  • But forget about that. In fact, forget about everything else. Johan Santana has a career ERA of 3.21 and more strikeouts than innings pitched. In seven seasons as a regular in the rotation, he's won two Cy Young Awards, gone to three All Star Games, and never once posted an ERA over 3.33. At 29 years old, he's widely considered one of, if not the best starting pitcher in baseball, and this past winter he was traded for four talented young players and signed to a six-year contract worth nearly one hundred forty million dollars. Players don't get much more high-profile than Johan Santana.

    Felix Hernandez hit a grand slam off of him.

    A GRAND. SLAM. With the bases loaded in the top of the second inning, Felix got a first pitch high fastball and HIT A GRAND SLAM.

    "My approach? Just swing. I closed my eyes."

    I don't even-I mean...what? Really? King Felix made a reality out of a Chuck Norris fact.
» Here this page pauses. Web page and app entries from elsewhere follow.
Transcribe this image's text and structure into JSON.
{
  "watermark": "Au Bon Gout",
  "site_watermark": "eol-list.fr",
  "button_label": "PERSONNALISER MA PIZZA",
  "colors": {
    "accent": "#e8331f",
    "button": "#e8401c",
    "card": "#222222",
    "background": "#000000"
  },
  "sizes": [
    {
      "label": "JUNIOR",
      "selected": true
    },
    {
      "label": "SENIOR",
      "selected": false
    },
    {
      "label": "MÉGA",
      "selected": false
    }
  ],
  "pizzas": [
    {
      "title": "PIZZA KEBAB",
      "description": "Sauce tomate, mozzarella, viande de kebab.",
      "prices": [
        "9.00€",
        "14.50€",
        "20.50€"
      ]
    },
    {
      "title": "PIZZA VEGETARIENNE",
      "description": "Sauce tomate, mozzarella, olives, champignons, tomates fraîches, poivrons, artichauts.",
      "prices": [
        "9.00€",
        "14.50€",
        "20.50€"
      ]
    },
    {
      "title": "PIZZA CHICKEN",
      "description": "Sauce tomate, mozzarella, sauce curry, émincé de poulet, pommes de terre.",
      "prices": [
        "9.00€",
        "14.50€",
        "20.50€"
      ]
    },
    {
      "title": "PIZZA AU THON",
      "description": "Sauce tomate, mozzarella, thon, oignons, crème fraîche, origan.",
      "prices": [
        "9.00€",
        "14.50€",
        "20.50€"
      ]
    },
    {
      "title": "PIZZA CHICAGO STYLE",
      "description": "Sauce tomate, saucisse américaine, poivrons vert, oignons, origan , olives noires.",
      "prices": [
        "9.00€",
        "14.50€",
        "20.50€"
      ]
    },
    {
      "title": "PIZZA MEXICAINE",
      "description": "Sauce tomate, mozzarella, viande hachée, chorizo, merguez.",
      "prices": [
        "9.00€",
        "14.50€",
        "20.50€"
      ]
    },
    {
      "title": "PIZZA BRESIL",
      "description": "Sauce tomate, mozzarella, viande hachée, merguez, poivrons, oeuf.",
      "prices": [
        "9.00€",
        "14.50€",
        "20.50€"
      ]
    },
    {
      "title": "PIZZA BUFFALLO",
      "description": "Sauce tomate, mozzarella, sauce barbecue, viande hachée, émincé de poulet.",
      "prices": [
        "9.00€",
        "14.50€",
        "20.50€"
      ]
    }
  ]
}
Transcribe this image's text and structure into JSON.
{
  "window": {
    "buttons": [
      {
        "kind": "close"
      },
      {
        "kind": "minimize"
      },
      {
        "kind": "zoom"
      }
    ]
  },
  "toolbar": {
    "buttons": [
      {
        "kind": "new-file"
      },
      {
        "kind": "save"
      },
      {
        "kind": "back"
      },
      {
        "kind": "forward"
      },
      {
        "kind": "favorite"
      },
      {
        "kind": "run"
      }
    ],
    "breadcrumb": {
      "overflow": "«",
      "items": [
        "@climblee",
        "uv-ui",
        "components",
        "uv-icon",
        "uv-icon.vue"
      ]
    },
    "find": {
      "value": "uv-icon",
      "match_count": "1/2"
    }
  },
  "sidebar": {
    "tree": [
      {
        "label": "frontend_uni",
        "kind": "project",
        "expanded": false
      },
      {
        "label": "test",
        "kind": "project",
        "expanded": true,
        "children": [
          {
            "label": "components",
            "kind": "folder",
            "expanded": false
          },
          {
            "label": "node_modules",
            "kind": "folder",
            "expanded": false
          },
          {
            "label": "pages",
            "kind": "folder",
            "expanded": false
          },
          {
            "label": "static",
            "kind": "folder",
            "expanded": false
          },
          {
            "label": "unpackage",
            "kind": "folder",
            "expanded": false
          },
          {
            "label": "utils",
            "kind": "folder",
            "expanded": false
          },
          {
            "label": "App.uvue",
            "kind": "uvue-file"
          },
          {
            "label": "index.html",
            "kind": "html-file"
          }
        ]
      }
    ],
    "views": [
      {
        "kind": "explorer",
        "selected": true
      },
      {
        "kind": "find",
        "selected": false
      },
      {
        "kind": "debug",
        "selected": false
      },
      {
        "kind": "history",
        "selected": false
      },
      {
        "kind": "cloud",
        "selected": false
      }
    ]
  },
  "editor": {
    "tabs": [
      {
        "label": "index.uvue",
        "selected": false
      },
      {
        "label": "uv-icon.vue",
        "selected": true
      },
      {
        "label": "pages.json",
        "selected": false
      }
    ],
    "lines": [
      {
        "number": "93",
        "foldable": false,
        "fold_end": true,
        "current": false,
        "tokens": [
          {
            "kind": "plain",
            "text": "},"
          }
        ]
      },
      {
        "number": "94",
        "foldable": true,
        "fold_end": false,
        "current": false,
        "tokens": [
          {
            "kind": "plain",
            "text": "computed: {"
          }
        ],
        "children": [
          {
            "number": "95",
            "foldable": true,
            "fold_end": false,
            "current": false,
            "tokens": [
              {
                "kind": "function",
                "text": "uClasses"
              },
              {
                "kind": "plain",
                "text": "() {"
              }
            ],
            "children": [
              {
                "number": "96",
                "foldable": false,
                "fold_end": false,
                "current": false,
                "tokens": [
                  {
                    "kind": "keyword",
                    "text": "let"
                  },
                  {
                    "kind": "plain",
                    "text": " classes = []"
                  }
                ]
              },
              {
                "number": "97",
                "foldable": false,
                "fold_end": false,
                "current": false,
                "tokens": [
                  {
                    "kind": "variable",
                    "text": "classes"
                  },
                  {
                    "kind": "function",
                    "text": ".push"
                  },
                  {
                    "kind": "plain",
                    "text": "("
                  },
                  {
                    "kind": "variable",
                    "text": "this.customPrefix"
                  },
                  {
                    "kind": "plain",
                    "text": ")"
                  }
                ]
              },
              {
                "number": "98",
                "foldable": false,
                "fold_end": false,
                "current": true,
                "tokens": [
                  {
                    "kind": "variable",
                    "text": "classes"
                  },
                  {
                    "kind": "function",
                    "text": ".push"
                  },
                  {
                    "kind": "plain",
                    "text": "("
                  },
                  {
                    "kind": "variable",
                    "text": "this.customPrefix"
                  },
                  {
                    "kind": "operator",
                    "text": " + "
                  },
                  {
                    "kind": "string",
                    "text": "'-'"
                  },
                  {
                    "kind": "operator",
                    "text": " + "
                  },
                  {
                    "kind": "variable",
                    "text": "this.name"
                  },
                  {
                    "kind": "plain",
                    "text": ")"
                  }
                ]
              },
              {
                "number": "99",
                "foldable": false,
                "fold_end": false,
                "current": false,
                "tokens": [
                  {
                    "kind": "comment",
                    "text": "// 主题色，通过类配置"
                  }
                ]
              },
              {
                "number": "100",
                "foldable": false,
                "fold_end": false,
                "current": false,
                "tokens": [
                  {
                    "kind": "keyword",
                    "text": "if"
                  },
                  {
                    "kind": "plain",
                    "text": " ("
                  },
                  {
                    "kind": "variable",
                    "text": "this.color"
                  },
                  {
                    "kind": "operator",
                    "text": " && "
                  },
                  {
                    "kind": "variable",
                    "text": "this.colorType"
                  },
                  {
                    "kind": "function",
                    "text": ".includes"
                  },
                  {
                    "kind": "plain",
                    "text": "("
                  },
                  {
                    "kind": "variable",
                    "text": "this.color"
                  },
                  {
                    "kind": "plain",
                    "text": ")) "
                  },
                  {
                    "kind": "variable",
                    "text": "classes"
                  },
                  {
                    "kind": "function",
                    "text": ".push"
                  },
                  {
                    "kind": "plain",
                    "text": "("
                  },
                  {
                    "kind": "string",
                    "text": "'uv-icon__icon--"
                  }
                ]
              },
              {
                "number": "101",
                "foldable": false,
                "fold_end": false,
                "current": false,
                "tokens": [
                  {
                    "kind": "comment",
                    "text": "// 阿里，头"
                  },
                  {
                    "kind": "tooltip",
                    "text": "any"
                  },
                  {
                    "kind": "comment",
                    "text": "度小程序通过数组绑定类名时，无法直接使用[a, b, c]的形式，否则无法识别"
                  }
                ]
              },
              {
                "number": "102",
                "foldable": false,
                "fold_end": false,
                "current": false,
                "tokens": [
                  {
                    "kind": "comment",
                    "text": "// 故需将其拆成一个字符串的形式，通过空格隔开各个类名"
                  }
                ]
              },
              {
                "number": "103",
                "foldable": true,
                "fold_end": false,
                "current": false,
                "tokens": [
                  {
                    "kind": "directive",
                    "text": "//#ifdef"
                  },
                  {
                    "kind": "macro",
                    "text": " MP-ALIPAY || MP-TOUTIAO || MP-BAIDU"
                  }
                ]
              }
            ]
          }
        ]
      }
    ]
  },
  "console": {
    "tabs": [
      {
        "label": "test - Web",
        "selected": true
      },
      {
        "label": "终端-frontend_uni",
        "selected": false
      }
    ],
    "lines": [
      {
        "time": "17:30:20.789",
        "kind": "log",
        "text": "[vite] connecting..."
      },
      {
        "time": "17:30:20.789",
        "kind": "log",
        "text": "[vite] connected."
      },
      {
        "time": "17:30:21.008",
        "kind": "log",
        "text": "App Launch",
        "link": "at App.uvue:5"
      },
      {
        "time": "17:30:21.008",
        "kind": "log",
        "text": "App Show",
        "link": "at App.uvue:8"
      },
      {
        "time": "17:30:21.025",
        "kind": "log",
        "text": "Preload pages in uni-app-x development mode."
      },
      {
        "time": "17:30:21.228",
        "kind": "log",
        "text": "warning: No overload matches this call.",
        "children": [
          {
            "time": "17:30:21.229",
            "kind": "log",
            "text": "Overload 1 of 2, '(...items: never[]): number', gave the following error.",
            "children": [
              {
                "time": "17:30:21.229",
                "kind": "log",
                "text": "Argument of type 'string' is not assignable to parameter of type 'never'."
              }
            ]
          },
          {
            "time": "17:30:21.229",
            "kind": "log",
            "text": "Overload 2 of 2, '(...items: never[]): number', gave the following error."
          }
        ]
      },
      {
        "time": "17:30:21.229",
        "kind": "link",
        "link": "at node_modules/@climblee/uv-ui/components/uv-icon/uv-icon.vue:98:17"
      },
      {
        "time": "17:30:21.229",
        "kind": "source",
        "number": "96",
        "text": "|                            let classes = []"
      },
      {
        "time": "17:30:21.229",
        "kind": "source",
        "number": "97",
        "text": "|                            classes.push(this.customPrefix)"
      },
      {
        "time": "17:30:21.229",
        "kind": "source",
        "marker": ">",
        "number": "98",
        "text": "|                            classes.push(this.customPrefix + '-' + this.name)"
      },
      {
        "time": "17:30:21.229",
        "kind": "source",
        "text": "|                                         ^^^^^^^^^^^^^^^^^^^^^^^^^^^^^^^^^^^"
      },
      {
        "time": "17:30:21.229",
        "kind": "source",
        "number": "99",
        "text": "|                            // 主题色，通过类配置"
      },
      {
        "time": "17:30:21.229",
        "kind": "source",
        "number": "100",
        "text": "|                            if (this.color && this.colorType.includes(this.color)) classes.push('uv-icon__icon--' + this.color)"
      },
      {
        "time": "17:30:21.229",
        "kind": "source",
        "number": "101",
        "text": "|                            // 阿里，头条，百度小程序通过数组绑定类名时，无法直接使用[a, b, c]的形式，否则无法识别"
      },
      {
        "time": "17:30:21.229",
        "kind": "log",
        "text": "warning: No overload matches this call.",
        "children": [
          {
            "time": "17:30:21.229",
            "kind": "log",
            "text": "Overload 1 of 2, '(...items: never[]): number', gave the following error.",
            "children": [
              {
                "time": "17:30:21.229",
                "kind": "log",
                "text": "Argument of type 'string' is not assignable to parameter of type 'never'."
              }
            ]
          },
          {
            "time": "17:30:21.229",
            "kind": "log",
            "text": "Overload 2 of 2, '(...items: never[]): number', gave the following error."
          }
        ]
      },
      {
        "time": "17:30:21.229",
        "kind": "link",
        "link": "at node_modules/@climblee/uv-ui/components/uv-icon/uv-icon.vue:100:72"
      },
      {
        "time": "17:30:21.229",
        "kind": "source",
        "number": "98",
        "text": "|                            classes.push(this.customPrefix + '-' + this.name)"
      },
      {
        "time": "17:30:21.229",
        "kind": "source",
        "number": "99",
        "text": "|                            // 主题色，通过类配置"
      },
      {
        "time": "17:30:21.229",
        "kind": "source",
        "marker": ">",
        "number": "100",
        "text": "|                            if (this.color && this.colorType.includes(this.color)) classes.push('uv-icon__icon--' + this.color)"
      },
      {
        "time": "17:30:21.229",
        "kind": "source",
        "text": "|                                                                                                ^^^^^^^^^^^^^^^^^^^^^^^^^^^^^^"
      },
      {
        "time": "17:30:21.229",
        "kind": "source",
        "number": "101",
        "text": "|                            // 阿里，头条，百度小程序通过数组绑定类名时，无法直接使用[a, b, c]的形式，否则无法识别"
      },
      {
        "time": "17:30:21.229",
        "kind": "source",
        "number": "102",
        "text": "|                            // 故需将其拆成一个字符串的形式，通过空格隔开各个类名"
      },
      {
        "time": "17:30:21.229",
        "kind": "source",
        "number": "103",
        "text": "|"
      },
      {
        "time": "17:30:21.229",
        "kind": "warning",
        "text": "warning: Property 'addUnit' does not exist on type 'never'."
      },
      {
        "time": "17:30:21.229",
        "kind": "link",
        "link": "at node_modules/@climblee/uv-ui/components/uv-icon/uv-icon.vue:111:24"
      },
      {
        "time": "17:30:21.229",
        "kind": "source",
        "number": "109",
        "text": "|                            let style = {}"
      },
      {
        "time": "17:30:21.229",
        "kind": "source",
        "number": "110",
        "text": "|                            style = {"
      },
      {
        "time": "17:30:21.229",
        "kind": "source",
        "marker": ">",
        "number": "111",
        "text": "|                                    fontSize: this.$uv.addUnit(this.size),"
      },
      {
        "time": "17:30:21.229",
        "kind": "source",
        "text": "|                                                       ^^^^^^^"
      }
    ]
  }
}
I can't even pretend like I can sit here and try to convey this to you guys because I don't think it's going to sink into my own skull for two or three days. Felix Hernandez hit a grand-slam - a game-winning grand slam - off of Johan Santana. If his outing had ended in almost any other way, I think this would seem even more incredible than it already does, but for God's sake, Felix Hernandez hit a grand slam off of Johan Santana. Before today the Mariners hadn't hit a grand slam off of anyone. FELIX HERNANDEZ HIT A GRAND SLAM OFF OF JOHAN SANTANA.

    If ever you thought that even Felix's ability has its limits, let this be proof that, when it comes to the King, there exists no upper bound. With an official 2008 team slogan of "There is no floor," Felix is the complete opposite. There is no ceiling. The man could throw a perfect game the next time out and I'd just wonder why it took him so long. He may be a frustrating son of a bitch from time to time, but my goodness, things like his grand slam today just serve to remind me of why I'd like to be buried with him so we can hang out together in the afterlife. I love you, Felix. I hate that you got injured, and I wish you a speedy recovery, but you're a God damn six-foot memory machine, and I can't even fathom what you're going to do next.

    All you fans of other teams out there, I've got some bad news. Felix is ours, and you can't have him.